__Work required__
Once the data has been read, return all of it precisely as written.

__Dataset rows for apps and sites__
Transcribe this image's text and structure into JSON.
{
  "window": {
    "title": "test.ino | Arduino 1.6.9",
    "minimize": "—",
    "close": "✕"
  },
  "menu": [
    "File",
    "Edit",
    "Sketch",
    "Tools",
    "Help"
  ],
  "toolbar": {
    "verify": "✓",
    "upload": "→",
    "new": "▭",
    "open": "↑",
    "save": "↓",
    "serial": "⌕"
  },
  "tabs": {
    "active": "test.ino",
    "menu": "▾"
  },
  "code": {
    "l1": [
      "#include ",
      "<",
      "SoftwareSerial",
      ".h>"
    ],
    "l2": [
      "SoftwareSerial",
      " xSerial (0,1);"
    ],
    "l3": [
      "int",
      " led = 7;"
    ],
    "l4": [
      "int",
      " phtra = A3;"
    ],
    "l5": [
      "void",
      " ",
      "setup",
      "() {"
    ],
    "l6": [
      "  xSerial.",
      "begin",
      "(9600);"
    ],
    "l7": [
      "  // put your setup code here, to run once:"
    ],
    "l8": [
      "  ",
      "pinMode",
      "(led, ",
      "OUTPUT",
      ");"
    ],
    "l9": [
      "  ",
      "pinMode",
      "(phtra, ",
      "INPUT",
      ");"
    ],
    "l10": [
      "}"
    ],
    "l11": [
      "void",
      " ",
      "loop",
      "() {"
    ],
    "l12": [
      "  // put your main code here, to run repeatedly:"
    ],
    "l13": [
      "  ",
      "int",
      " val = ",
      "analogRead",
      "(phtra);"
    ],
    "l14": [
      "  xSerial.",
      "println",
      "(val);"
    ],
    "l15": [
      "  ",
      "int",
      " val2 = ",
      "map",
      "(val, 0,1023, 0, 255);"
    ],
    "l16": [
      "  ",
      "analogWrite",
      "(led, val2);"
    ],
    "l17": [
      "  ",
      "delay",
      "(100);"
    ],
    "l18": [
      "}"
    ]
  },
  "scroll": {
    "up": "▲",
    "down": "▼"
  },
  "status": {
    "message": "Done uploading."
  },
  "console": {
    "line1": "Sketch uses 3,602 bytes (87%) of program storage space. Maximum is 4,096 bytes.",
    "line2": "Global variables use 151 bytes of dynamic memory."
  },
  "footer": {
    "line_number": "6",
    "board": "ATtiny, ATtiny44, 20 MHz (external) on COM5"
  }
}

__Expected output__
Transcribe this image's text and structure into JSON.
{
  "window": {
    "title": "test.ino | Arduino 1.6.9",
    "minimize": "—",
    "close": "✕"
  },
  "menu": [
    "File",
    "Edit",
    "Sketch",
    "Tools",
    "Help"
  ],
  "toolbar": {
    "verify": "✓",
    "upload": "→",
    "new": "▭",
    "open": "↑",
    "save": "↓",
    "serial": "⌕"
  },
  "tabs": {
    "active": "test.ino",
    "menu": "▾"
  },
  "code": {
    "l1": [
      "#include ",
      "<",
      "SoftwareSerial",
      ".h>"
    ],
    "l2": [
      "SoftwareSerial",
      " xSerial (0,1);"
    ],
    "l3": [
      "int",
      " led = 7;"
    ],
    "l4": [
      "int",
      " phtra = A3;"
    ],
    "l5": [
      "void",
      " ",
      "setup",
      "() {"
    ],
    "l6": [
      "  xSerial.",
      "begin",
      "(9600);"
    ],
    "l7": [
      "  // put your setup code here, to run once:"
    ],
    "l8": [
      "  ",
      "pinMode",
      "(led, ",
      "OUTPUT",
      ");"
    ],
    "l9": [
      "  ",
      "pinMode",
      "(phtra, ",
      "INPUT",
      ");"
    ],
    "l10": [
      "}"
    ],
    "l11": [
      "void",
      " ",
      "loop",
      "() {"
    ],
    "l12": [
      "  // put your main code here, to run repeatedly:"
    ],
    "l13": [
      "  ",
      "int",
      " val = ",
      "analogRead",
      "(phtra);"
    ],
    "l14": [
      "  xSerial.",
      "println",
      "(val);"
    ],
    "l15": [
      "  ",
      "int",
      " val2 = ",
      "map",
      "(val, 0,1023, 0, 255);"
    ],
    "l16": [
      "  ",
      "analogWrite",
      "(led, val2);"
    ],
    "l17": [
      "  ",
      "delay",
      "(100);"
    ],
    "l18": [
      "}"
    ]
  },
  "scroll": {
    "up": "▲",
    "down": "▼"
  },
  "status": {
    "message": "Done uploading."
  },
  "console": {
    "line1": "Sketch uses 3,602 bytes (87%) of program storage space. Maximum is 4,096 bytes.",
    "line2": "Global variables use 151 bytes of dynamic memory."
  },
  "footer": {
    "line_number": "6",
    "board": "ATtiny, ATtiny44, 20 MHz (external) on COM5"
  }
}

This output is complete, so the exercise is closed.